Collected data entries
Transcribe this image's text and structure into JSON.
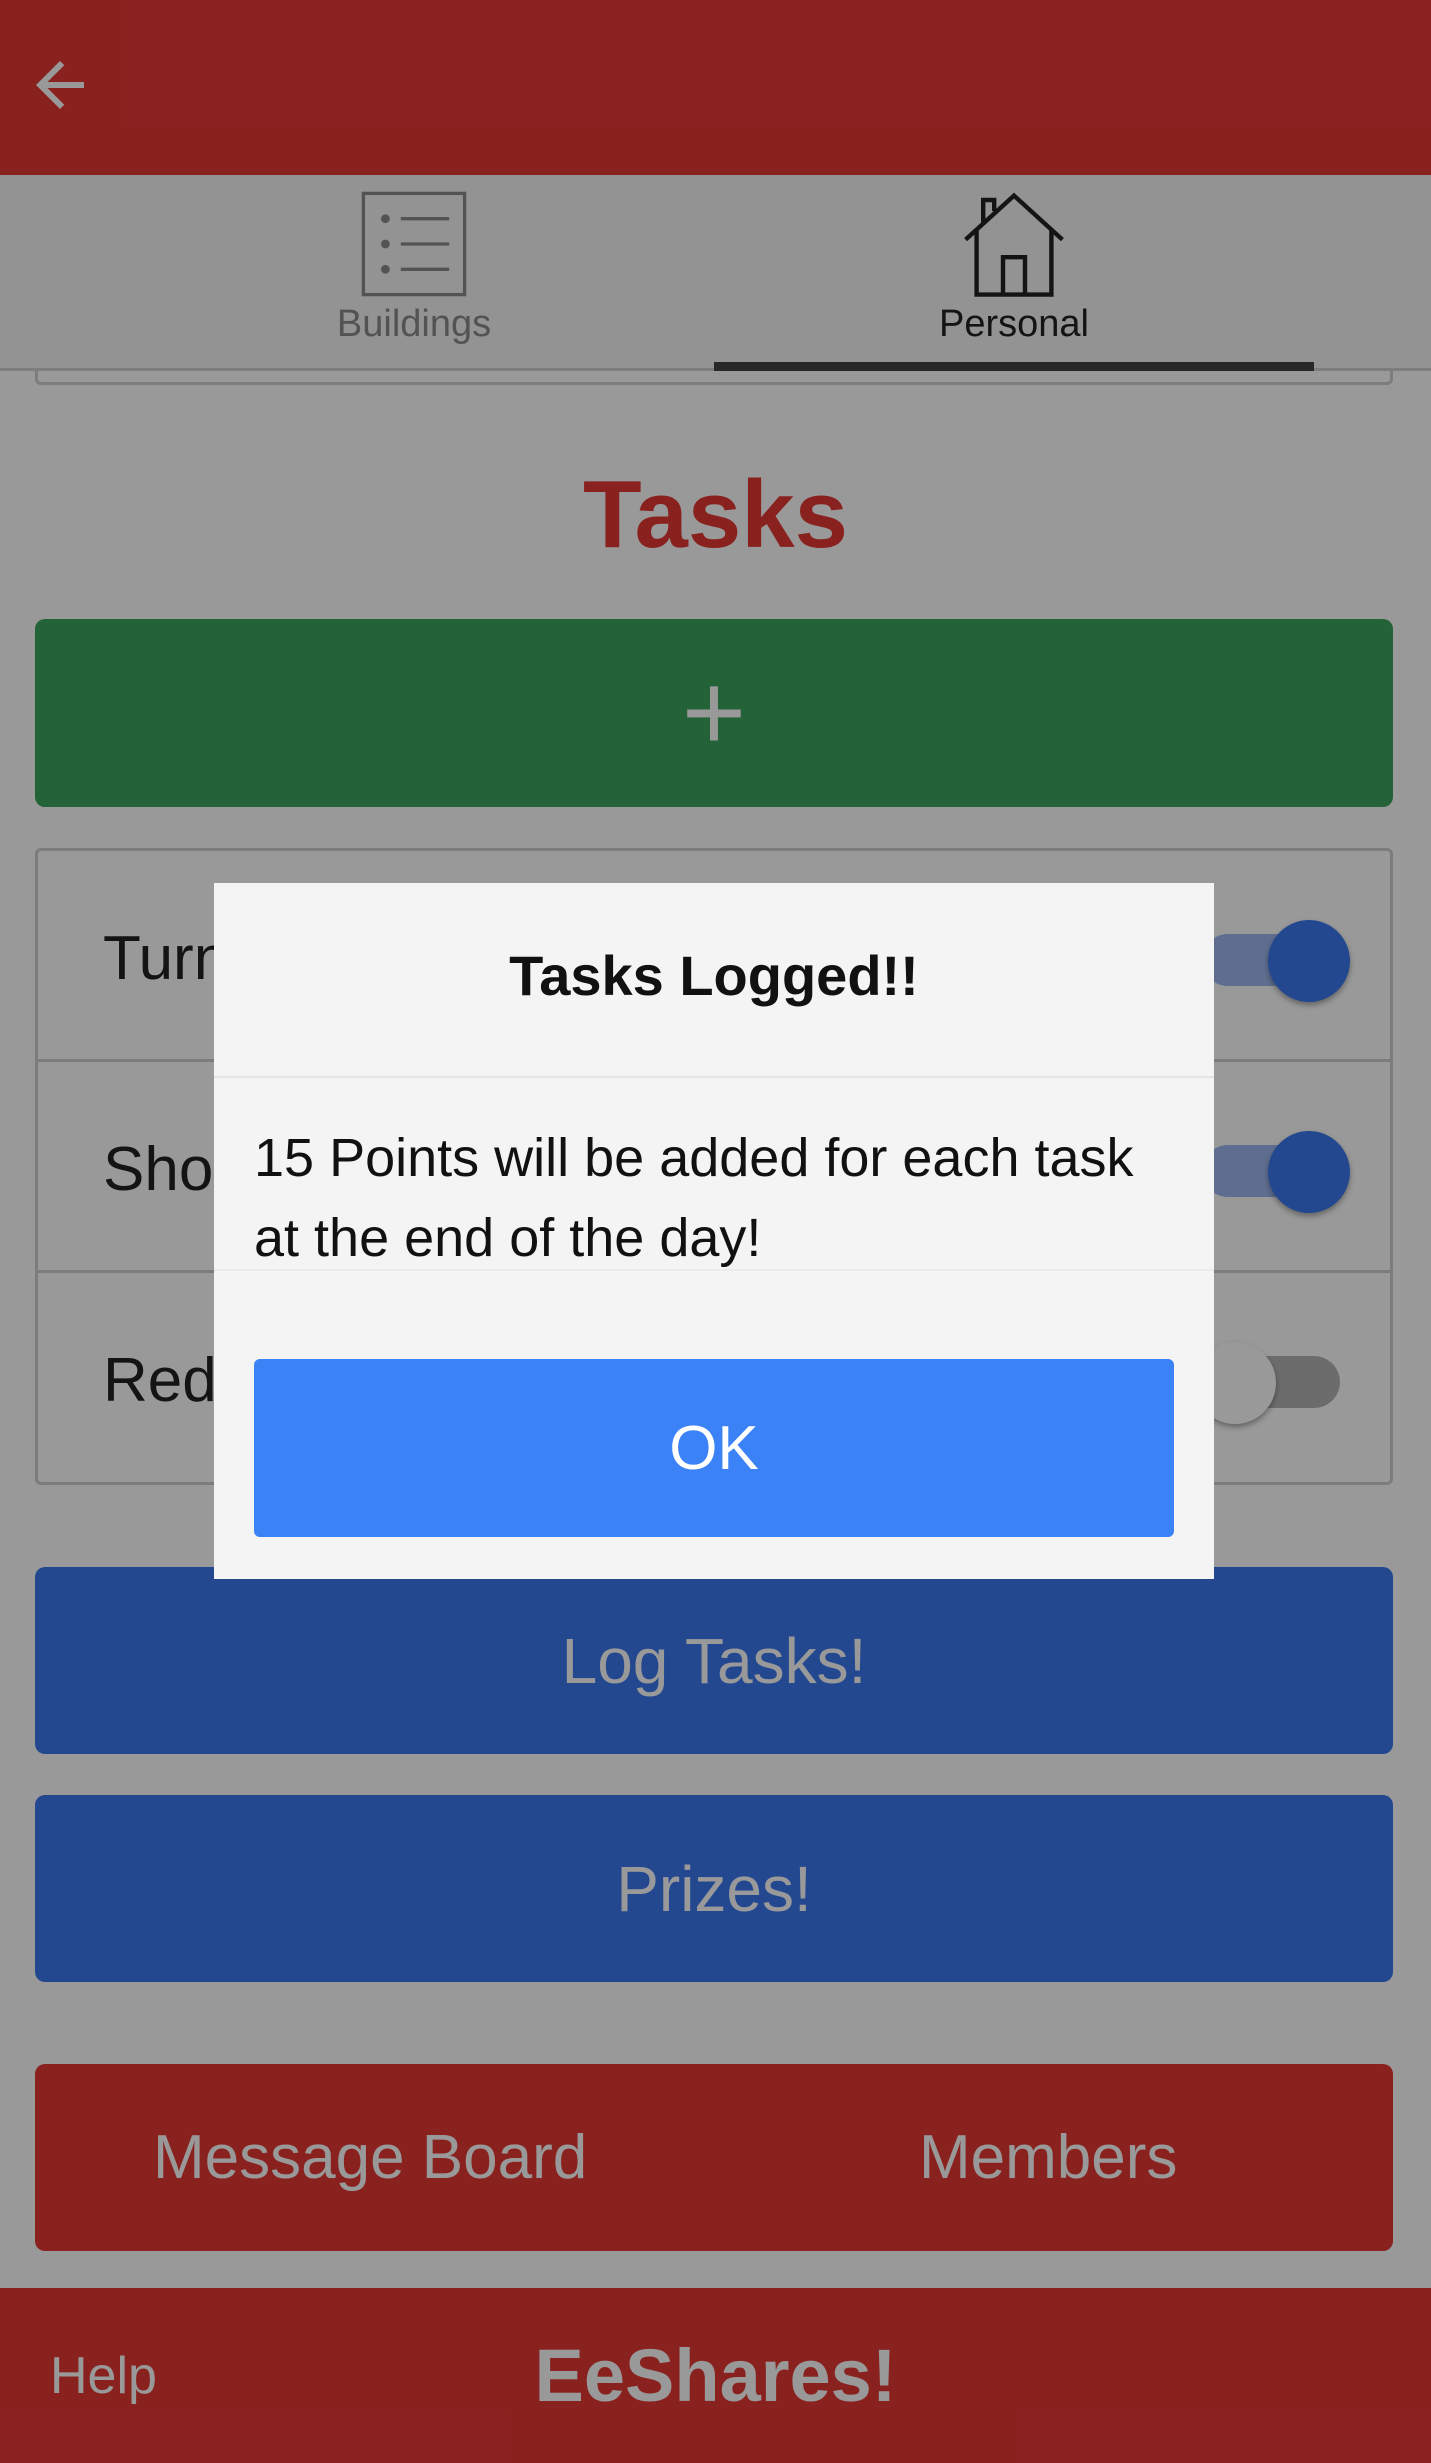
{
  "header": {
    "back_icon": "arrow-left-icon"
  },
  "tabs": [
    {
      "label": "Buildings",
      "icon": "list-icon",
      "active": false
    },
    {
      "label": "Personal",
      "icon": "house-icon",
      "active": true
    }
  ],
  "main": {
    "title": "Tasks",
    "add_label": "+",
    "tasks": [
      {
        "label": "Turn off AC",
        "enabled": true
      },
      {
        "label": "Shorter Showers",
        "enabled": true
      },
      {
        "label": "Reduce electricity",
        "enabled": false
      }
    ],
    "log_button": "Log Tasks!",
    "prizes_button": "Prizes!",
    "message_board": "Message Board",
    "members": "Members"
  },
  "footer": {
    "help": "Help",
    "brand": "EeShares!"
  },
  "dialog": {
    "title": "Tasks Logged!!",
    "message": "15 Points will be added for each task at the end of the day!",
    "ok_label": "OK"
  },
  "colors": {
    "primary_red": "#e53935",
    "primary_blue": "#3b78f0",
    "add_green": "#3ba55d",
    "ok_blue": "#3b82f6"
  }
}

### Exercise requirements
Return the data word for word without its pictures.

### Answer below
Transcribe this image's text and structure into JSON.
{
  "header": {
    "back_icon": "arrow-left-icon"
  },
  "tabs": [
    {
      "label": "Buildings",
      "icon": "list-icon",
      "active": false
    },
    {
      "label": "Personal",
      "icon": "house-icon",
      "active": true
    }
  ],
  "main": {
    "title": "Tasks",
    "add_label": "+",
    "tasks": [
      {
        "label": "Turn off AC",
        "enabled": true
      },
      {
        "label": "Shorter Showers",
        "enabled": true
      },
      {
        "label": "Reduce electricity",
        "enabled": false
      }
    ],
    "log_button": "Log Tasks!",
    "prizes_button": "Prizes!",
    "message_board": "Message Board",
    "members": "Members"
  },
  "footer": {
    "help": "Help",
    "brand": "EeShares!"
  },
  "dialog": {
    "title": "Tasks Logged!!",
    "message": "15 Points will be added for each task at the end of the day!",
    "ok_label": "OK"
  },
  "colors": {
    "primary_red": "#e53935",
    "primary_blue": "#3b78f0",
    "add_green": "#3ba55d",
    "ok_blue": "#3b82f6"
  }
}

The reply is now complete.